A little later of sightseeing, still slumped inside the tricy, we started seeing mini mountains that sported autumn colors – they were deep blazing orange in color and contrasted against the lively green fields. The sight went on and on, the travel undisturbed for the roads were already paved and it was still early even for the locals.
We were the first to arrive in the Callao caves. No one was there and Kuya Royal even gave his hair a few brush strokes before greeting us – we were way too early, I thought. Kuya Royal didn’t mind, hinting that our pictures will look better without flocking tourists to which I agreed. The entrance to the caves could be reached easily, 184 stair steps and you’d already see the big opening. It was overwhelming at first – I haven’t been inside a cave before and I thought I might get scared inside such an enclosed area.
Kuya Royal urged us to traverse along but be mindful of the slippery, muddy parts of the cave. At the entrance was where the students of UP (University of the Philippines) discovered back in 2005/2007? the bones of ancient times residents of the cave. The bones are theorized to be 67,000 years old and are still under examination of the students and another organization in France.
Inside the cave was like being inside the tummy of a scary monster – it was too quiet, as if prohibited to talk loud.
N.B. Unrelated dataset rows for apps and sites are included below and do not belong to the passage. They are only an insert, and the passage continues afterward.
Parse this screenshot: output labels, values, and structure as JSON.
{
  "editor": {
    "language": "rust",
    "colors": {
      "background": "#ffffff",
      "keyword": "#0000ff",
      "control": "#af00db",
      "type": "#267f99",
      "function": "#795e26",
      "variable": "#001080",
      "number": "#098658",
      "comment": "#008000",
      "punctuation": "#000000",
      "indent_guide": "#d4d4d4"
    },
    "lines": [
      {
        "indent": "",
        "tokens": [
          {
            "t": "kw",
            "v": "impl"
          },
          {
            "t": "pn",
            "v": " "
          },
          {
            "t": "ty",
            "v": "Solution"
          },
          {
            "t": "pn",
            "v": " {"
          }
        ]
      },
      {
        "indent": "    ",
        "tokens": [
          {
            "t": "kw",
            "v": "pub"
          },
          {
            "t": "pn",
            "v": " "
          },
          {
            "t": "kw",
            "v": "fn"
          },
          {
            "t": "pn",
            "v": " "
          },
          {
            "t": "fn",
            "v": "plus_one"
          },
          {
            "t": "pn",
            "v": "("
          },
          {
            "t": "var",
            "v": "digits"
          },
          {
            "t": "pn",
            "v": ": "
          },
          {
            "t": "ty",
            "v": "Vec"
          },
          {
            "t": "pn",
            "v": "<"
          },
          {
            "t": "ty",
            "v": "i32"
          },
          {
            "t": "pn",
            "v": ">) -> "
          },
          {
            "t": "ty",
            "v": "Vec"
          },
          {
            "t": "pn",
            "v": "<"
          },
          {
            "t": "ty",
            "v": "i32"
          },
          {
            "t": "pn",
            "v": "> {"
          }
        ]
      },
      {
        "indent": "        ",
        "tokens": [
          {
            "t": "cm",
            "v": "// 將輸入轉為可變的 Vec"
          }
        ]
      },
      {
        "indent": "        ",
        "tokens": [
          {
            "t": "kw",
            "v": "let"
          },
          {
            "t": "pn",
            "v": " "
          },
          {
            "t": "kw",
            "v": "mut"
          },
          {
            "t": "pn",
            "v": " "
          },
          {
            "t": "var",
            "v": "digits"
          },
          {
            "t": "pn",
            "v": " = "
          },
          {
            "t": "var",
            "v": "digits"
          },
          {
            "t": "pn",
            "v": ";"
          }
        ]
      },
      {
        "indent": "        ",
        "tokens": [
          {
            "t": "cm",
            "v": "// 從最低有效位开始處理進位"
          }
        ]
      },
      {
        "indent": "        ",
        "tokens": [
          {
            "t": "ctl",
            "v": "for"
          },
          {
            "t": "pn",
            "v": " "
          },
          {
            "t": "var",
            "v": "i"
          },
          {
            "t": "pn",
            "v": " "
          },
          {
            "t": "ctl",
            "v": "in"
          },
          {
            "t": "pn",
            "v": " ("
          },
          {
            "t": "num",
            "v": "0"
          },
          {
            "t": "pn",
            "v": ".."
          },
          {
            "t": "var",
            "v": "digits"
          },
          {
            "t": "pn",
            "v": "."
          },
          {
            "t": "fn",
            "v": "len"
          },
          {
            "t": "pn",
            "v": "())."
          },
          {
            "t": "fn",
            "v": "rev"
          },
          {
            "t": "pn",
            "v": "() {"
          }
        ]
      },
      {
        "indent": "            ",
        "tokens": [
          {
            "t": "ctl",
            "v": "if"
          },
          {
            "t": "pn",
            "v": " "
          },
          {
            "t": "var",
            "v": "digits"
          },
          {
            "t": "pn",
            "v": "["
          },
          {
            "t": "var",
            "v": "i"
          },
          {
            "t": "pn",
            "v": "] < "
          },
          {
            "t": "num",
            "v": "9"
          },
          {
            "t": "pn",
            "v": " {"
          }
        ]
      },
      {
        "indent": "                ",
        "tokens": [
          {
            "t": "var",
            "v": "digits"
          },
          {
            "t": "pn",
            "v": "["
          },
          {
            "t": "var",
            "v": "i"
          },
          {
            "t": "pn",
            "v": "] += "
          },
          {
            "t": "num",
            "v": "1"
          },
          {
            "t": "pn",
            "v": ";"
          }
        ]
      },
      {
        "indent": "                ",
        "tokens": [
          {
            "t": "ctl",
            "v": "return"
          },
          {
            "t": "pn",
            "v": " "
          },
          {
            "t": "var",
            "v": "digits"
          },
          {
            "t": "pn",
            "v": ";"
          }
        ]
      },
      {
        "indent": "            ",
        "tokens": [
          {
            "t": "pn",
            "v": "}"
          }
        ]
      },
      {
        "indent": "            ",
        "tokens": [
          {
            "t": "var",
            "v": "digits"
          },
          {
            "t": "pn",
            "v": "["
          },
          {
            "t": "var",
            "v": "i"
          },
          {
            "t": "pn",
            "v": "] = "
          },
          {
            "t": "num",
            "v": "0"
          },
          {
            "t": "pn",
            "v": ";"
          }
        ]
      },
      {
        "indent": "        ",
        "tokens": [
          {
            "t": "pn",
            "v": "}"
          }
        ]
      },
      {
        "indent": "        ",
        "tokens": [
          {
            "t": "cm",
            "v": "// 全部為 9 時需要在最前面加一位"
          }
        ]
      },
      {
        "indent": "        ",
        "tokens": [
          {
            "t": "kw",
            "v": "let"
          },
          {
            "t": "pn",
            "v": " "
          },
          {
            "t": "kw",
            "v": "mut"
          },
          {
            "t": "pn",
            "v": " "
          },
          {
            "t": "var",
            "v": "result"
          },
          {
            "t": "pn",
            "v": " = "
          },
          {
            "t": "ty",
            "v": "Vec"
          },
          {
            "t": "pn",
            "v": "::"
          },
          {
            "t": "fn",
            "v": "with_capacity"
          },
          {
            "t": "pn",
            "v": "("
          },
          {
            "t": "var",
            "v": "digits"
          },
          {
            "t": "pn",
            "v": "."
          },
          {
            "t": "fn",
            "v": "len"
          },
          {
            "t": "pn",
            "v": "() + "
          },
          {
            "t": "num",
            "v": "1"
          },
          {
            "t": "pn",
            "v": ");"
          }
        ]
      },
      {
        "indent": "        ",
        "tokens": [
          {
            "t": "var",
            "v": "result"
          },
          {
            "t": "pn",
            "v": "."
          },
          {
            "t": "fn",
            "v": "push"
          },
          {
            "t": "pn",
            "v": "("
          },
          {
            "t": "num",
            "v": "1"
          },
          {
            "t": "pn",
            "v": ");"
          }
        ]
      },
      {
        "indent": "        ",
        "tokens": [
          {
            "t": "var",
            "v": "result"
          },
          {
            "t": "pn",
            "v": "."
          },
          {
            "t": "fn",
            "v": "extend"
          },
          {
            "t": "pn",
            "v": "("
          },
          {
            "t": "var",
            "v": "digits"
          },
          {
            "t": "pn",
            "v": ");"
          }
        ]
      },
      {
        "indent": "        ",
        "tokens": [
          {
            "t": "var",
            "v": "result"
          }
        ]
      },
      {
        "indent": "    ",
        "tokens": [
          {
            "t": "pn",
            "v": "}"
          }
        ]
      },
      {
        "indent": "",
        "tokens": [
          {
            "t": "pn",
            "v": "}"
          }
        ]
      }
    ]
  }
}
The only sound I would hear aside from our tour guide was the occasional drip of water into the floor surface. Kuya Royal gave us the brief history of the Callao cave having 7 chambers in total but we only went to 5 because the 6th and 7th chambers were a little dangerous. The chambers were full of stalactites and stalagmites. One thing I didn’t learn in school was how they were created: these rocks apparently used to be one (or some of them) and got separated because of the dripping water. A stalactite would take approximately 10 years to grow 2 inches – imagine how many years it took for the whole chamber to have such low dripping rocks!
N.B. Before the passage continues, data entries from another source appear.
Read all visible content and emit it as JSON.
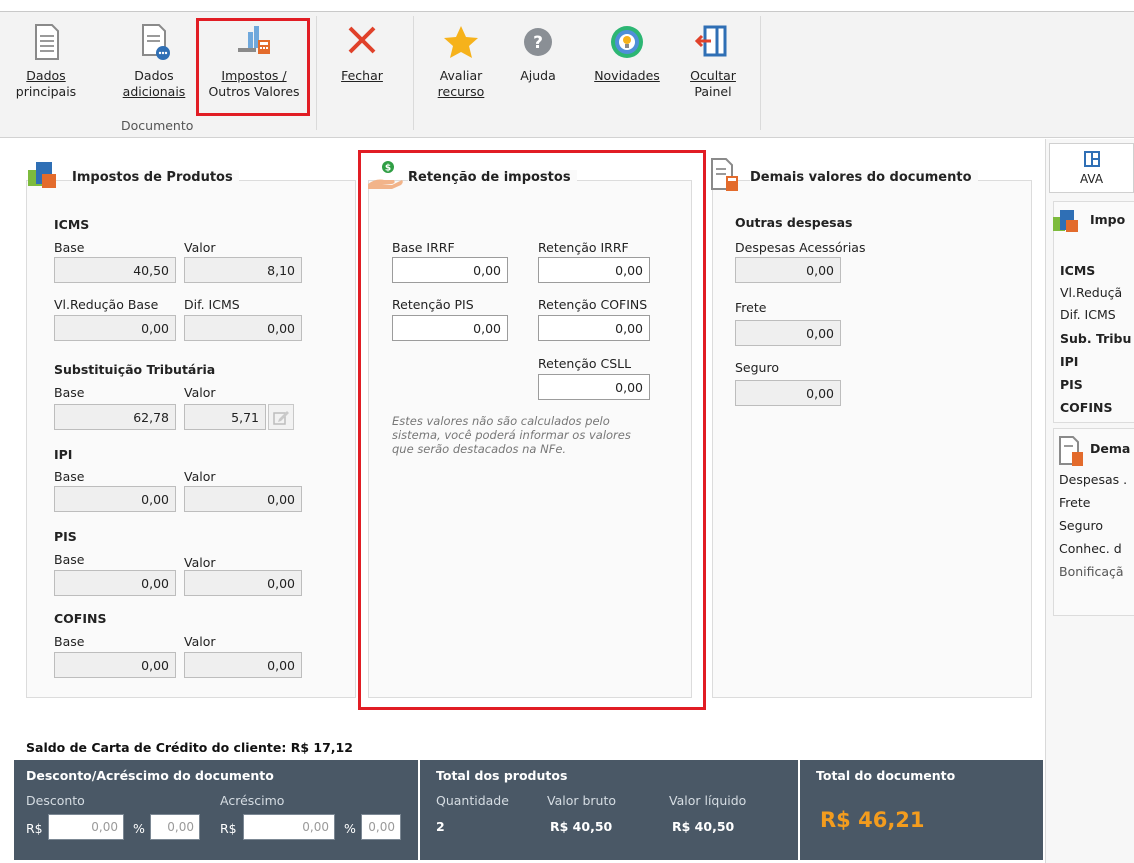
{
  "ribbon": {
    "buttons": [
      {
        "line1": "Dados",
        "line2": "principais",
        "icon": "document-icon"
      },
      {
        "line1": "Dados",
        "line2": "adicionais",
        "icon": "document-more-icon"
      },
      {
        "line1": "Impostos /",
        "line2": "Outros Valores",
        "icon": "taxes-icon"
      },
      {
        "line1": "Fechar",
        "line2": "",
        "icon": "close-icon"
      },
      {
        "line1": "Avaliar",
        "line2": "recurso",
        "icon": "star-icon"
      },
      {
        "line1": "Ajuda",
        "line2": "",
        "icon": "help-icon"
      },
      {
        "line1": "Novidades",
        "line2": "",
        "icon": "lightbulb-icon"
      },
      {
        "line1": "Ocultar",
        "line2": "Painel",
        "icon": "hide-panel-icon"
      }
    ],
    "group_caption": "Documento"
  },
  "impostos_produtos": {
    "title": "Impostos de Produtos",
    "icms_title": "ICMS",
    "base_label": "Base",
    "valor_label": "Valor",
    "icms_base": "40,50",
    "icms_valor": "8,10",
    "vl_reducao_label": "Vl.Redução Base",
    "dif_icms_label": "Dif. ICMS",
    "vl_reducao": "0,00",
    "dif_icms": "0,00",
    "st_title": "Substituição Tributária",
    "st_base": "62,78",
    "st_valor": "5,71",
    "ipi_title": "IPI",
    "ipi_base": "0,00",
    "ipi_valor": "0,00",
    "pis_title": "PIS",
    "pis_base": "0,00",
    "pis_valor": "0,00",
    "cofins_title": "COFINS",
    "cofins_base": "0,00",
    "cofins_valor": "0,00"
  },
  "retencao": {
    "title": "Retenção de impostos",
    "base_irrf_label": "Base IRRF",
    "retencao_irrf_label": "Retenção IRRF",
    "retencao_pis_label": "Retenção PIS",
    "retencao_cofins_label": "Retenção COFINS",
    "retencao_csll_label": "Retenção CSLL",
    "base_irrf": "0,00",
    "retencao_irrf": "0,00",
    "retencao_pis": "0,00",
    "retencao_cofins": "0,00",
    "retencao_csll": "0,00",
    "note_line1": "Estes valores não são calculados pelo",
    "note_line2": "sistema, você poderá informar os valores",
    "note_line3": "que serão destacados na NFe."
  },
  "demais": {
    "title": "Demais valores do documento",
    "outras_title": "Outras despesas",
    "despesas_label": "Despesas Acessórias",
    "despesas": "0,00",
    "frete_label": "Frete",
    "frete": "0,00",
    "seguro_label": "Seguro",
    "seguro": "0,00"
  },
  "right_pane": {
    "ava_label": "AVA",
    "impostos_title": "Impo",
    "items": [
      "ICMS",
      "Vl.Reduçã",
      "Dif. ICMS",
      "Sub. Tribu",
      "IPI",
      "PIS",
      "COFINS"
    ],
    "demais_title": "Dema",
    "demais_items": [
      "Despesas .",
      "Frete",
      "Seguro",
      "Conhec. d",
      "Bonificaçã"
    ]
  },
  "saldo": "Saldo de Carta de Crédito do cliente: R$ 17,12",
  "footer": {
    "desc_title": "Desconto/Acréscimo do documento",
    "desconto_label": "Desconto",
    "acrescimo_label": "Acréscimo",
    "currency": "R$",
    "percent": "%",
    "desconto_valor": "0,00",
    "desconto_pct": "0,00",
    "acrescimo_valor": "0,00",
    "acrescimo_pct": "0,00",
    "total_produtos_title": "Total dos produtos",
    "quantidade_label": "Quantidade",
    "valor_bruto_label": "Valor bruto",
    "valor_liquido_label": "Valor líquido",
    "quantidade": "2",
    "valor_bruto": "R$ 40,50",
    "valor_liquido": "R$ 40,50",
    "total_documento_title": "Total do documento",
    "total_documento": "R$ 46,21"
  },
  "colors": {
    "highlight": "#e11d24",
    "footer_bg": "#4a5866",
    "total_orange": "#f39c1e"
  }
}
Out of the 5 chambers we visited, 2 were strikingly interesting for me. The first one was the chamber with a chapel, complete with pews, an altar and the Holy Family in front. This was, however, just recent additionals to the cave but are visited by the locals nonetheless. As we exited, there were 2 locals praying by the chapel. The second interesting chamber was the only chamber with plants. This might be because this specific, and last, chamber had the largest hole at the top which aided in growing of the plants.
As we left the Callao caves, I was left at awe by the entrance/exit. It was huge, arched and had bonsais all over the arch.
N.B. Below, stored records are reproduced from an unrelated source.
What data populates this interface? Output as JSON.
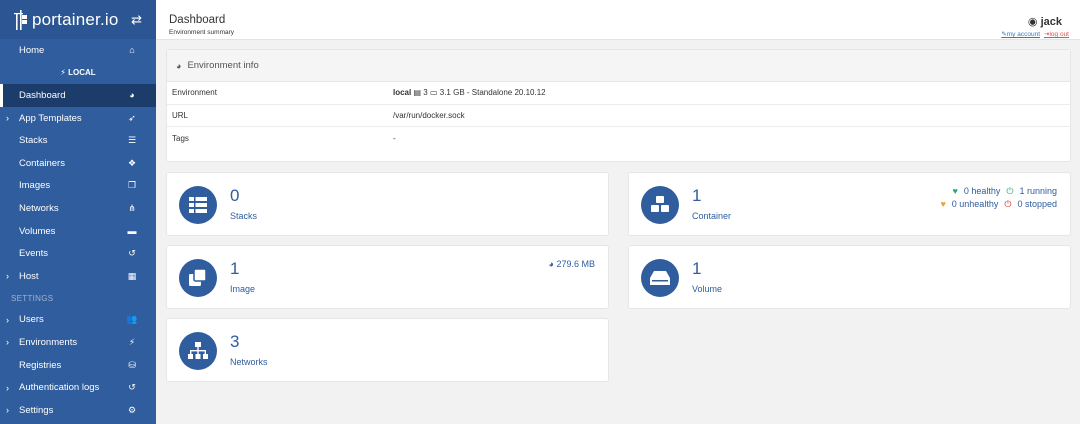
{
  "app": {
    "logo_text": "portainer.io"
  },
  "sidebar": {
    "items": [
      {
        "label": "Home",
        "icon": "home-icon"
      },
      {
        "label": "LOCAL",
        "icon": "plug-icon"
      },
      {
        "label": "Dashboard",
        "icon": "dashboard-icon"
      },
      {
        "label": "App Templates",
        "icon": "rocket-icon"
      },
      {
        "label": "Stacks",
        "icon": "list-icon"
      },
      {
        "label": "Containers",
        "icon": "cubes-icon"
      },
      {
        "label": "Images",
        "icon": "clone-icon"
      },
      {
        "label": "Networks",
        "icon": "sitemap-icon"
      },
      {
        "label": "Volumes",
        "icon": "hdd-icon"
      },
      {
        "label": "Events",
        "icon": "history-icon"
      },
      {
        "label": "Host",
        "icon": "th-icon"
      },
      {
        "label": "SETTINGS"
      },
      {
        "label": "Users",
        "icon": "users-icon"
      },
      {
        "label": "Environments",
        "icon": "plug-icon"
      },
      {
        "label": "Registries",
        "icon": "database-icon"
      },
      {
        "label": "Authentication logs",
        "icon": "history-icon"
      },
      {
        "label": "Settings",
        "icon": "cogs-icon"
      }
    ]
  },
  "header": {
    "title": "Dashboard",
    "subtitle": "Environment summary",
    "user": "jack",
    "my_account": "my account",
    "log_out": "log out"
  },
  "env_info": {
    "title": "Environment info",
    "rows": {
      "environment": {
        "key": "Environment",
        "name": "local",
        "cpu": "3",
        "mem": "3.1 GB",
        "type": "- Standalone 20.10.12"
      },
      "url": {
        "key": "URL",
        "value": "/var/run/docker.sock"
      },
      "tags": {
        "key": "Tags",
        "value": "-"
      }
    }
  },
  "widgets": {
    "stacks": {
      "count": "0",
      "label": "Stacks"
    },
    "containers": {
      "count": "1",
      "label": "Container",
      "healthy": "0 healthy",
      "unhealthy": "0 unhealthy",
      "running": "1 running",
      "stopped": "0 stopped"
    },
    "images": {
      "count": "1",
      "label": "Image",
      "size": "279.6 MB"
    },
    "volumes": {
      "count": "1",
      "label": "Volume"
    },
    "networks": {
      "count": "3",
      "label": "Networks"
    }
  },
  "colors": {
    "sidebar": "#2f5d9e",
    "accent": "#2f5d9e",
    "active": "#1c3c6b"
  }
}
Upon going back to our hotel, I rode at the outside part of the tricy behind Kuya Tonton and I think he saw at how I wanted to take photos so he asked me if I wanted to go off our path for a couple of minutes (which turned into 2 hours) and see the other side of the mountain where the Callao cave is located. I eagerly said yes and we were on our way to my favorite part of the trip! All reserved for this trip’s next chapter. :p